Whether it’s a morning cup of java, a pre-workout energy drink, or a midday diet cola, there’s a good chance you’re intimately familiar with caffeine. More than just an eye-opener, it can help to increase energy and alertness, and even enhance your performance. Numerous studies have shown that caffeine improves stamina and endurance while lowering perceived exertion and pain, meaning you can work harder yet feel less tired or sore.

But there are a few factors to keep in mind before you start to amp up:

Beware the crash. You know the saying “What goes up must come down”? Caffeine, which stays in your system for about four to six hours, is notorious for causing an early-afternoon crash that can leave you fuzzy headed or fatigued. It doesn’t take much: Anything more than 100 milligrams has been shown to produce a withdrawal. Unfortunately, this up and down can create a cycle in which we turn to more caffeine each day.

If you aren’t already accustomed to caffeine, start with about 50 ­milligrams—about what you might find in a single cup of coffee or a soda—and stick to that if it’s enough to make a difference in your workout. If you’re already downing more than that, slowly cut back for about a week till you’re at a level that doesn’t make you feel dependent on caffeine just to function.

Keep an eye on your intake. Too much caffeine can cause a rapid heart rate, shaking hands, or a feeling of anxiety or nervousness. Over the long term you may also notice more cramping or tightness, particularly in the hands, forearms, or calves. Coffee and colas aren’t as likely to cause this reaction, but certain energy drinks or pre-workout supplements may. In general, try to keep your caffeine dose below 300 milligrams a day. Caffeine is a mild diuretic, but much like its stimulant effect, it’s less noticeable over time. To be safe, make sure you’re properly hydrated.

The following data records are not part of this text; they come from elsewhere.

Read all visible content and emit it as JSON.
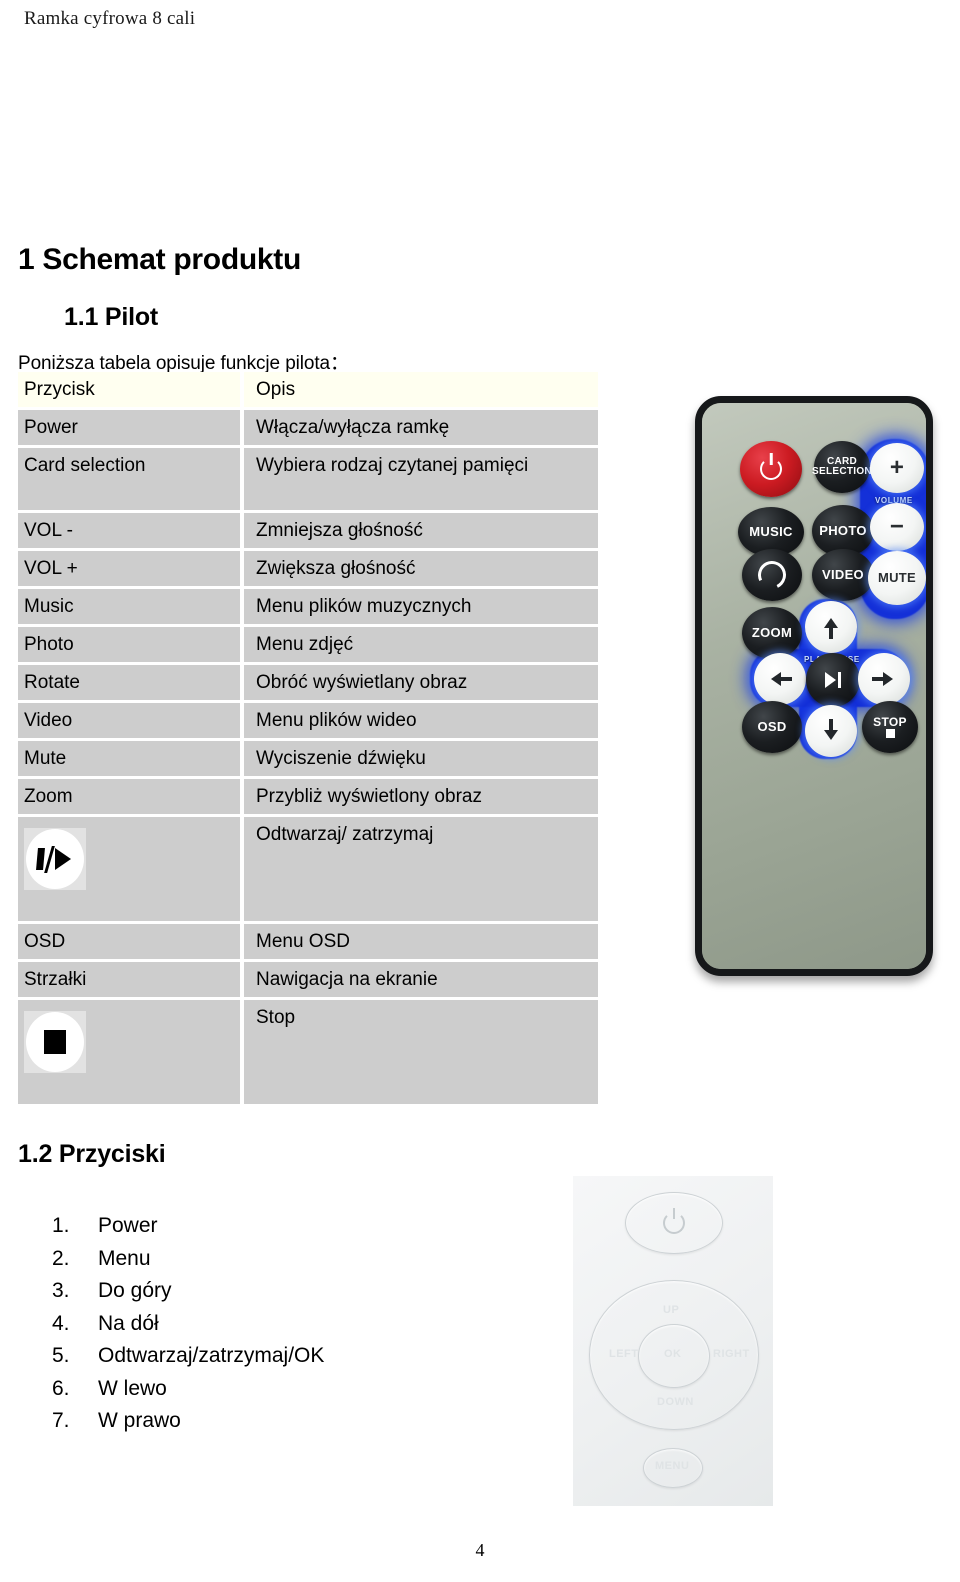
{
  "document": {
    "running_header": "Ramka cyfrowa 8 cali",
    "page_number": "4"
  },
  "section_1": {
    "heading": "1 Schemat produktu",
    "sub_1_1": {
      "heading": "1.1 Pilot",
      "intro": "Poniższa tabela opisuje funkcje pilota："
    },
    "sub_1_2": {
      "heading": "1.2 Przyciski"
    }
  },
  "remote_table": {
    "columns": {
      "key": "Przycisk",
      "description": "Opis"
    },
    "rows": [
      {
        "key": "Power",
        "desc": "Włącza/wyłącza ramkę",
        "size": "normal",
        "icon": ""
      },
      {
        "key": "Card selection",
        "desc": "Wybiera rodzaj czytanej pamięci",
        "size": "tall",
        "icon": ""
      },
      {
        "key": "VOL -",
        "desc": "Zmniejsza głośność",
        "size": "normal",
        "icon": ""
      },
      {
        "key": "VOL +",
        "desc": "Zwiększa głośność",
        "size": "normal",
        "icon": ""
      },
      {
        "key": "Music",
        "desc": "Menu plików muzycznych",
        "size": "normal",
        "icon": ""
      },
      {
        "key": "Photo",
        "desc": "Menu zdjęć",
        "size": "normal",
        "icon": ""
      },
      {
        "key": "Rotate",
        "desc": "Obróć wyświetlany obraz",
        "size": "normal",
        "icon": ""
      },
      {
        "key": "Video",
        "desc": "Menu plików wideo",
        "size": "normal",
        "icon": ""
      },
      {
        "key": "Mute",
        "desc": "Wyciszenie dźwięku",
        "size": "normal",
        "icon": ""
      },
      {
        "key": "Zoom",
        "desc": "Przybliż wyświetlony obraz",
        "size": "normal",
        "icon": ""
      },
      {
        "key": "",
        "desc": "Odtwarzaj/ zatrzymaj",
        "size": "icon",
        "icon": "play-pause-icon"
      },
      {
        "key": "OSD",
        "desc": "Menu OSD",
        "size": "normal",
        "icon": ""
      },
      {
        "key": "Strzałki",
        "desc": "Nawigacja na ekranie",
        "size": "normal",
        "icon": ""
      },
      {
        "key": "",
        "desc": "Stop",
        "size": "icon",
        "icon": "stop-icon"
      }
    ]
  },
  "buttons_list": [
    {
      "num": "1.",
      "label": "Power"
    },
    {
      "num": "2.",
      "label": "Menu"
    },
    {
      "num": "3.",
      "label": "Do góry"
    },
    {
      "num": "4.",
      "label": "Na dół"
    },
    {
      "num": "5.",
      "label": "Odtwarzaj/zatrzymaj/OK"
    },
    {
      "num": "6.",
      "label": "W lewo"
    },
    {
      "num": "7.",
      "label": "W prawo"
    }
  ],
  "remote_photo": {
    "alt": "Zdjęcie pilota",
    "body_color": "#a9b2a3",
    "bezel_color": "#16181a",
    "power_button_color": "#cc1b22",
    "glow_color": "#1430d8",
    "buttons": {
      "power": "",
      "card_selection": "CARD\nSELECTION",
      "volume_plus": "+",
      "volume_label": "VOLUME",
      "music": "MUSIC",
      "photo": "PHOTO",
      "volume_minus": "−",
      "rotate_label": "ROTATE",
      "video": "VIDEO",
      "mute": "MUTE",
      "zoom": "ZOOM",
      "playpause_label": "PLAY/PAUSE",
      "osd": "OSD",
      "stop": "STOP"
    }
  },
  "device_photo": {
    "alt": "Zdjęcie przycisków ramki",
    "faint_labels": {
      "up": "UP",
      "left": "LEFT",
      "ok": "OK",
      "right": "RIGHT",
      "down": "DOWN",
      "menu": "MENU"
    }
  }
}
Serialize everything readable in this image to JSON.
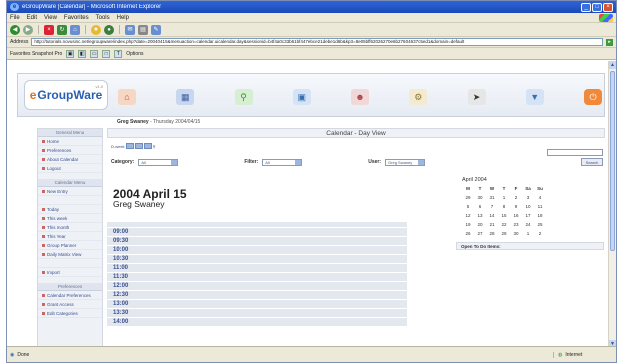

Be careful what it’s paired with. Most pre-workout energy supplements include caffeine in one form or another, as well as other, more exotic, herbal extracts. These can provide a synergistic effect that offers a major lift. But in some people—especially those who are sensitive to caffeine or have a preexisting condition like heart disease—they can cause a more extreme reaction. So read labels carefully, and if you’re not used to caffeine, start with just half a serving and gauge your reaction accordingly.